**Extracted records:**
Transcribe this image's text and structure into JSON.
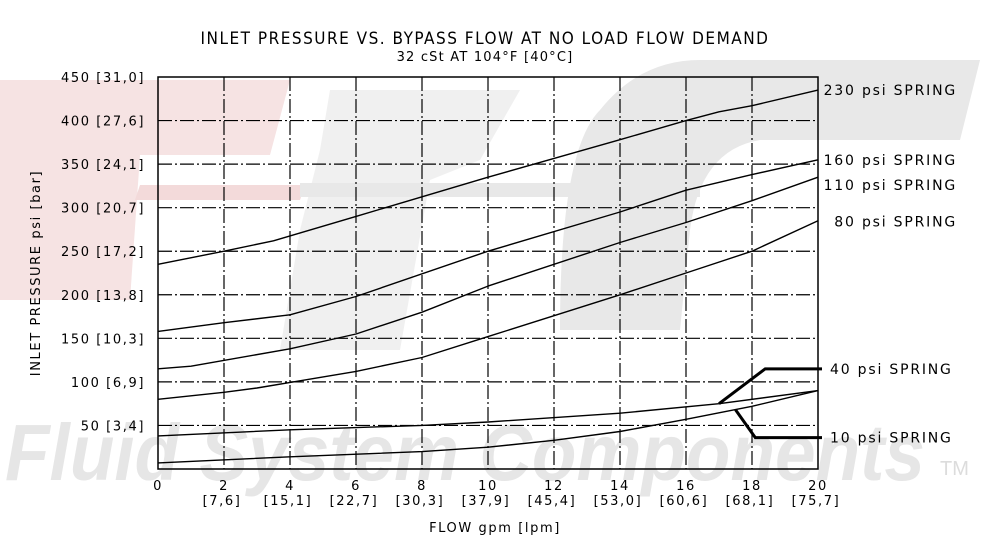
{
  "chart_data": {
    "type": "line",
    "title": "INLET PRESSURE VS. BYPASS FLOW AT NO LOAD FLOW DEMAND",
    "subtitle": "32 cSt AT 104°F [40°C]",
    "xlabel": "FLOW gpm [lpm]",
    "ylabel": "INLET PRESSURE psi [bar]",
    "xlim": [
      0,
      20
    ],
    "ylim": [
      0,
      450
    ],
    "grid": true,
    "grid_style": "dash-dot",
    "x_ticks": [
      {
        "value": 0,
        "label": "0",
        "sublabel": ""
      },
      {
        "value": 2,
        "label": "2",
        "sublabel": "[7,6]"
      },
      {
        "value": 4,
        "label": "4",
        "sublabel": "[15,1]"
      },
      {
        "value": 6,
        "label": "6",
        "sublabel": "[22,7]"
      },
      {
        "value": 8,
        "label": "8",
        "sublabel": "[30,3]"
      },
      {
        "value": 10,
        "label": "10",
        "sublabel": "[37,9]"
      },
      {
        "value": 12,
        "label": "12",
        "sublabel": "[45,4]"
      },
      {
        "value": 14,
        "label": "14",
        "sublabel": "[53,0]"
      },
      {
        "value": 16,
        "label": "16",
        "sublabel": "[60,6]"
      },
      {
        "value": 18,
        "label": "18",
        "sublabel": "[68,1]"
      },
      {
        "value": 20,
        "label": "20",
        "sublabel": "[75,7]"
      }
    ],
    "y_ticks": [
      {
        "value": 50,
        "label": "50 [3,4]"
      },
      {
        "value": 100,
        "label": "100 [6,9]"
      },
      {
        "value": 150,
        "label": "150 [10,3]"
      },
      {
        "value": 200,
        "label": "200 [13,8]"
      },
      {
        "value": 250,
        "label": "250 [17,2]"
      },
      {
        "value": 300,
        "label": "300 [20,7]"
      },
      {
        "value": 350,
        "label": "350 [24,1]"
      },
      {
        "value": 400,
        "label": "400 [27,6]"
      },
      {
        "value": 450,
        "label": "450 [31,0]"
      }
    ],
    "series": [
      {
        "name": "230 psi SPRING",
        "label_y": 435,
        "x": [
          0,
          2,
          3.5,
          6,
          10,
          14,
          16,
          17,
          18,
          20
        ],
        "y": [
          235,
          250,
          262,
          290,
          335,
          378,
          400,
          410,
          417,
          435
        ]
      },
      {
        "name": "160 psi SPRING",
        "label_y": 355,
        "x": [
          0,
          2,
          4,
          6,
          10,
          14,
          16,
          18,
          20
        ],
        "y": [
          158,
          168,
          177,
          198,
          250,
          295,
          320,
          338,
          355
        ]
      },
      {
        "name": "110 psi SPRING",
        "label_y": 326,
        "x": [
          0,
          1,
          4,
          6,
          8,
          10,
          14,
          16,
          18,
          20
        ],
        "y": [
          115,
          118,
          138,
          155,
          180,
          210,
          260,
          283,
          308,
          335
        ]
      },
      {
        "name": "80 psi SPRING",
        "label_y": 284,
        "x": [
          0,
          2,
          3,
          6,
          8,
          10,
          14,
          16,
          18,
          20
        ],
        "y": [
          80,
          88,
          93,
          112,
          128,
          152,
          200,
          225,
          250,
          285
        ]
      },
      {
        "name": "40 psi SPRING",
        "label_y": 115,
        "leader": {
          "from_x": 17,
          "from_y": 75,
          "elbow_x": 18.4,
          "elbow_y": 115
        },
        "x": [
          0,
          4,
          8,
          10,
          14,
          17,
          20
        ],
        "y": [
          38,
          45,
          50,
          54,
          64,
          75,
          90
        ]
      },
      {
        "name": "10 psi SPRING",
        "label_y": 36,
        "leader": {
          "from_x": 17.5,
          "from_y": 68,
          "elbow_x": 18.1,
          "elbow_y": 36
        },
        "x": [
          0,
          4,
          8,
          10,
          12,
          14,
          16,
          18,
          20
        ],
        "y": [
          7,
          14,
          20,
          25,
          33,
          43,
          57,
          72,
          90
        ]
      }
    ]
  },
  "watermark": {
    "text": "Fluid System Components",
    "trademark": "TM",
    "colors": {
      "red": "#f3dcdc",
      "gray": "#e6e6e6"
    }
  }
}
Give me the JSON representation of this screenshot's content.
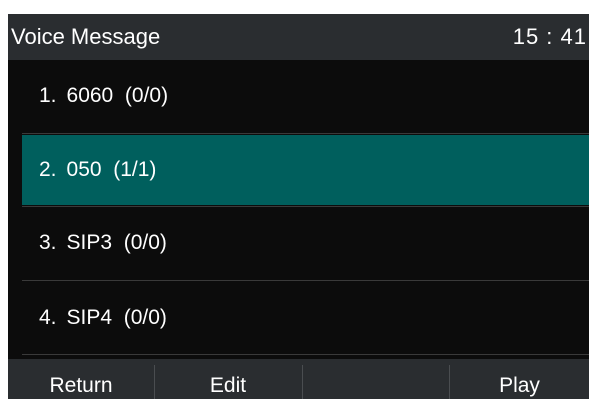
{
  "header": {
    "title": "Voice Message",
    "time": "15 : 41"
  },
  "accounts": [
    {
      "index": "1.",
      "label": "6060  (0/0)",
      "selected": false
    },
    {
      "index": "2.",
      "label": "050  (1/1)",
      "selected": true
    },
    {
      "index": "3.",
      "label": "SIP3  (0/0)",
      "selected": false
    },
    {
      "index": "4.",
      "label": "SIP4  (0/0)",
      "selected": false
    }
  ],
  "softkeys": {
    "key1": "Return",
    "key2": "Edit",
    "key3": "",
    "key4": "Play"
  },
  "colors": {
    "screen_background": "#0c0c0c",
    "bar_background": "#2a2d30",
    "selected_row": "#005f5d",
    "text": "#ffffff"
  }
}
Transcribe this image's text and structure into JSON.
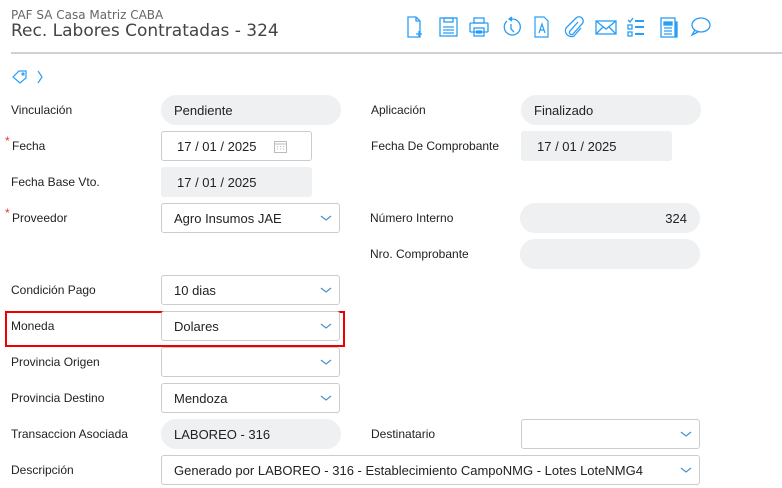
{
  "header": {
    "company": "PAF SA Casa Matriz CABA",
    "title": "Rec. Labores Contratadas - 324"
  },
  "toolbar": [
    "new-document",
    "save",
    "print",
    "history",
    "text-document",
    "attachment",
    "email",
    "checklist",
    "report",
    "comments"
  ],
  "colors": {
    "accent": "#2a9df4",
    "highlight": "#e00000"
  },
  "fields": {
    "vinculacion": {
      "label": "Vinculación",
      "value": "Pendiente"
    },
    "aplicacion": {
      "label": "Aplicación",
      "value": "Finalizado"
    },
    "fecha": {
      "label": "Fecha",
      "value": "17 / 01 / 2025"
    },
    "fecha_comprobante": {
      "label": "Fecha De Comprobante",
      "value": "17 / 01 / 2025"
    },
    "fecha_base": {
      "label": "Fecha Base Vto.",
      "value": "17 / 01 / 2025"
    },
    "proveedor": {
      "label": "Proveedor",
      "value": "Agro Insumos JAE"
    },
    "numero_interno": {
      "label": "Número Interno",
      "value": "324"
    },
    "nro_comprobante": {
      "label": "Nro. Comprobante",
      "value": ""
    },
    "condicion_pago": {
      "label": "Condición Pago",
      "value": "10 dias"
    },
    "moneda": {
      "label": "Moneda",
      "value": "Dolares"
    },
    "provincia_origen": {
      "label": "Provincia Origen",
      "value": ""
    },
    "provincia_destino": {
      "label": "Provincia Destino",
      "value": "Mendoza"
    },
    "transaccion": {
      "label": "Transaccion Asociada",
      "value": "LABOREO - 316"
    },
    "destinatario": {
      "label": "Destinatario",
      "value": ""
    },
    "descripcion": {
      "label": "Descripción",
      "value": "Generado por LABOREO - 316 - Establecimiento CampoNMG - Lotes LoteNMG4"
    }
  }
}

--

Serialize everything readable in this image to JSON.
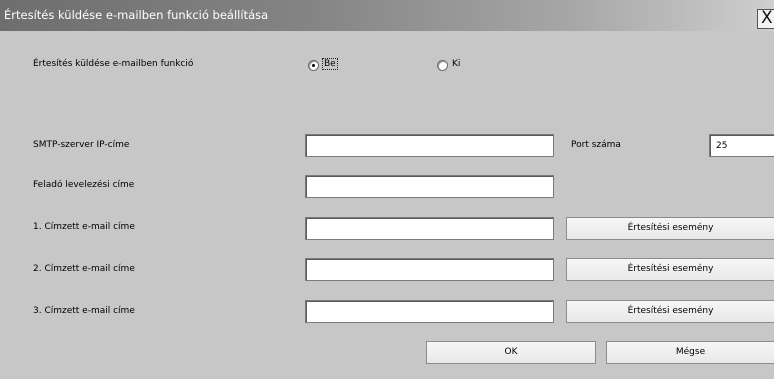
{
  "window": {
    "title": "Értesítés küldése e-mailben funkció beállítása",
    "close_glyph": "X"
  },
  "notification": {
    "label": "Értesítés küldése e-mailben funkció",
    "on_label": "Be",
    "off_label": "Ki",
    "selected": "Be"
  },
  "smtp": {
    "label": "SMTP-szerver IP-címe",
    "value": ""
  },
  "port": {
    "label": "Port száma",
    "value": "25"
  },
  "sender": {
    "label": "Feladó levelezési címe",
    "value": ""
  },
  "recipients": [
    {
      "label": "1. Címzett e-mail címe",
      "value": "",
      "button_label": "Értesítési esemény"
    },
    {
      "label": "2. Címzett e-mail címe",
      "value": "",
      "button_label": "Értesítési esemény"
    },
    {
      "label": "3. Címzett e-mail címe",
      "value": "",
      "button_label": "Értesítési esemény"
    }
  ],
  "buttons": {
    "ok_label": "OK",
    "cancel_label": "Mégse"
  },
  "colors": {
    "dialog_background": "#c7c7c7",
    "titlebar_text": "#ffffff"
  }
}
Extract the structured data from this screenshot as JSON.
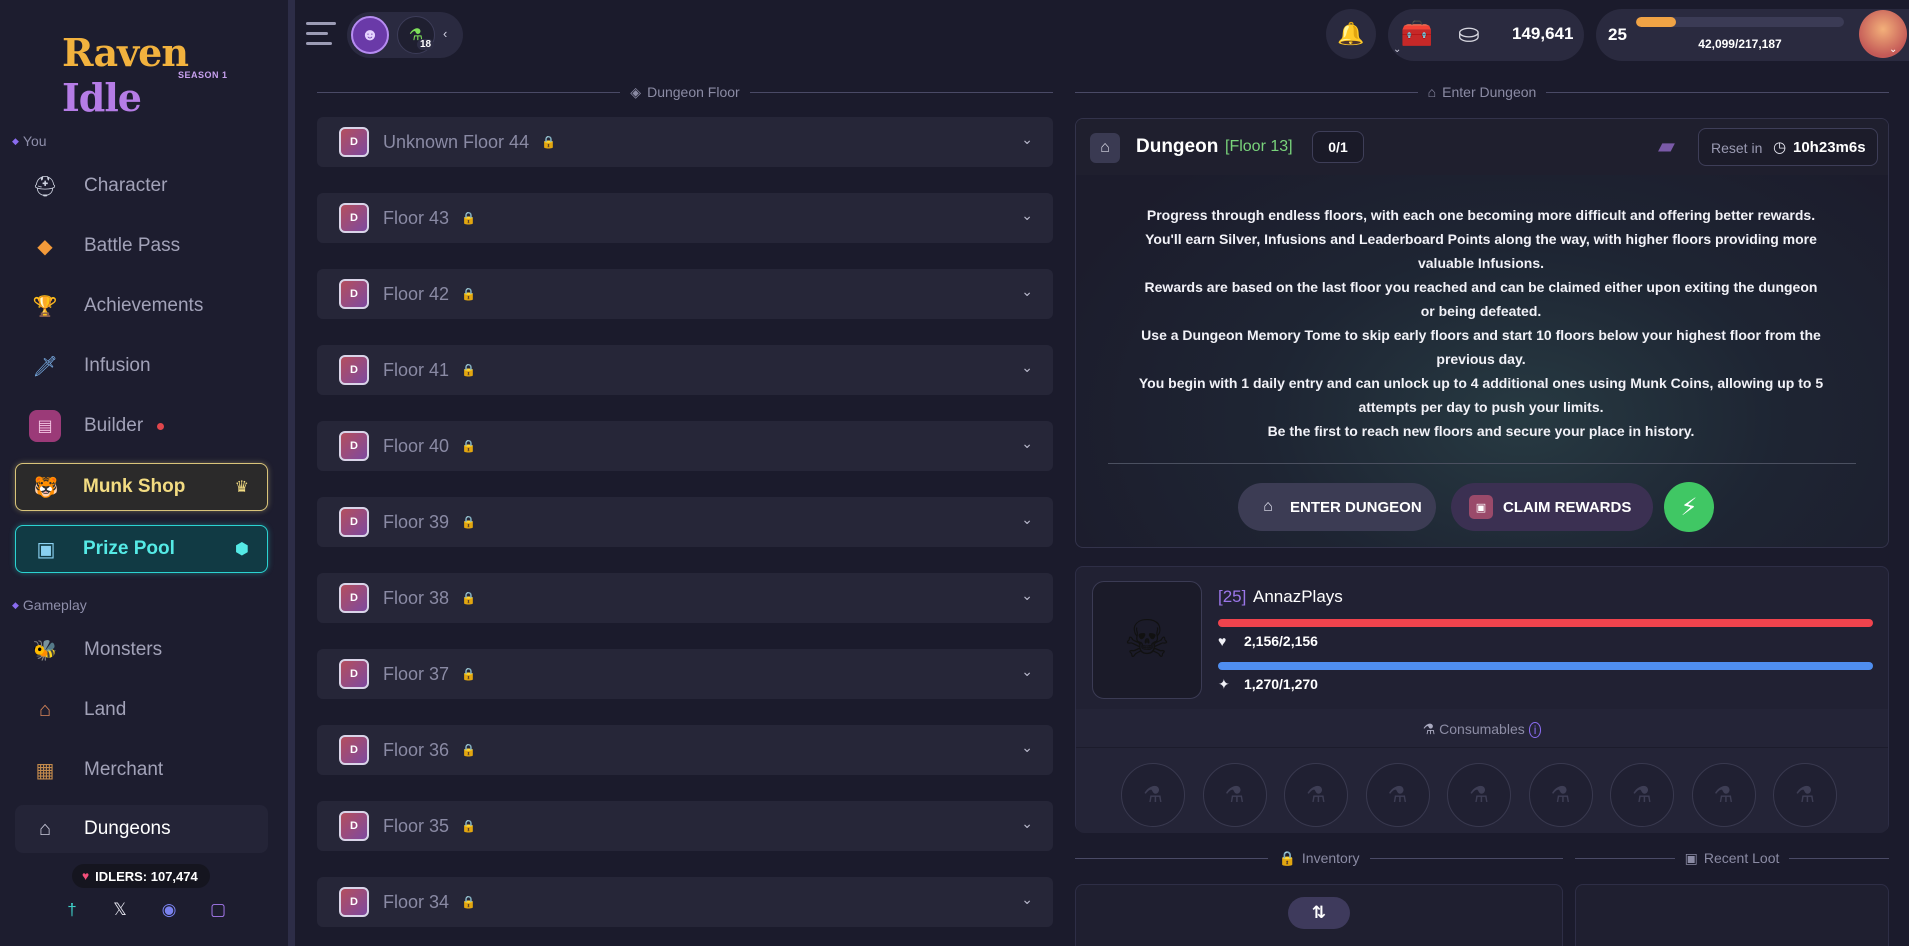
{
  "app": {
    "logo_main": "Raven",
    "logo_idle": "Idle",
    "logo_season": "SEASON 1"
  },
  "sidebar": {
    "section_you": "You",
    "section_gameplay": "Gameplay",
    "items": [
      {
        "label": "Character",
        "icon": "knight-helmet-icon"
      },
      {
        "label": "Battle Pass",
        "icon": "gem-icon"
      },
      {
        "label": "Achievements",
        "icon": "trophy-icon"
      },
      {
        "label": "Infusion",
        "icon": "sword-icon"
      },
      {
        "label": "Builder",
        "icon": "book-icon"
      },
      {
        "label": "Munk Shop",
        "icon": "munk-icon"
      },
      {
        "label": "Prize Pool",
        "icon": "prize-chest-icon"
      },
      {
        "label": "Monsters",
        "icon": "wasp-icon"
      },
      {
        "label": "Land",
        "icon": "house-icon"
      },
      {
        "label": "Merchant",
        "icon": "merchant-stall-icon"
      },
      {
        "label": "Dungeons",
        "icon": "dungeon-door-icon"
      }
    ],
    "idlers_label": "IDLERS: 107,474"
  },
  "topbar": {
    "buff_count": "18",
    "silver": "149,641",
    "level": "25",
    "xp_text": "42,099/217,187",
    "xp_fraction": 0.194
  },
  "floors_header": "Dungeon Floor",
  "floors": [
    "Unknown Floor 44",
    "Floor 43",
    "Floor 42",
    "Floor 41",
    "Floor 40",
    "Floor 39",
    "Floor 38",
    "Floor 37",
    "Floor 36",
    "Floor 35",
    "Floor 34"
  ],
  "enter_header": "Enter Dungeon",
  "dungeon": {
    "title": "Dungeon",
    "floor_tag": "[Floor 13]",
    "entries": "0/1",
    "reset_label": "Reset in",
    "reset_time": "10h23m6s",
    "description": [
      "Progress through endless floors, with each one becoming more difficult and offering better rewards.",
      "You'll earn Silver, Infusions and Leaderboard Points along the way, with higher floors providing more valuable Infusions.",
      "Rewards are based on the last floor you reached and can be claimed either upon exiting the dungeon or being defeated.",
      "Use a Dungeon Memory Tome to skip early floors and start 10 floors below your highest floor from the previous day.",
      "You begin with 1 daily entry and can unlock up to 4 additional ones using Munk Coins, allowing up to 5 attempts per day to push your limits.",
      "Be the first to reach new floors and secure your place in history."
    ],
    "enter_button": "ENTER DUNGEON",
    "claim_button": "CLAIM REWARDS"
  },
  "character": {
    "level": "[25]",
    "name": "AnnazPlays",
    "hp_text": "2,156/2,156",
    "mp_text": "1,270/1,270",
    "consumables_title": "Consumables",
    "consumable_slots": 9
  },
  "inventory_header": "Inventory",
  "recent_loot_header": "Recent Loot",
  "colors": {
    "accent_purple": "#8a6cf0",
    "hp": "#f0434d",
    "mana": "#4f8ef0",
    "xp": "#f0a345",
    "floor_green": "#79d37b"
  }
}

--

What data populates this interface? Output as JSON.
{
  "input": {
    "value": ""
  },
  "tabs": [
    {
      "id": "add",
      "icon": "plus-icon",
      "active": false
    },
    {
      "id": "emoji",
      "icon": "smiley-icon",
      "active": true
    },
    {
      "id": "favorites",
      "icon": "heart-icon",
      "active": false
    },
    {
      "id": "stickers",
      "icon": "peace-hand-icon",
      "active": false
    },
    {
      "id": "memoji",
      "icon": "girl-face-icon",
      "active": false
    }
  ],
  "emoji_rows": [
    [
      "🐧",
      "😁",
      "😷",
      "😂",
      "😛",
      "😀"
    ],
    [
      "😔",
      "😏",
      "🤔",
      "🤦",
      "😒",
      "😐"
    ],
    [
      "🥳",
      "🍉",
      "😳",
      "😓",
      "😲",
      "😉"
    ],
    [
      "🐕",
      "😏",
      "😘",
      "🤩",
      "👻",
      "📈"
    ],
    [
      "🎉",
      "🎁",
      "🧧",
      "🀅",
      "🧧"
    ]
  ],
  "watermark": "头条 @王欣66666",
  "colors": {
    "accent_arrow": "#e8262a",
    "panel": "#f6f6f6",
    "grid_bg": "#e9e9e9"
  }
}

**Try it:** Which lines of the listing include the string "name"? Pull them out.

**Task response:**
        "name": "230 psi SPRING",
        "name": "160 psi SPRING",
        "name": "110 psi SPRING",
        "name": "80 psi SPRING",
        "name": "40 psi SPRING",
        "name": "10 psi SPRING",
    "name": "AnnazPlays",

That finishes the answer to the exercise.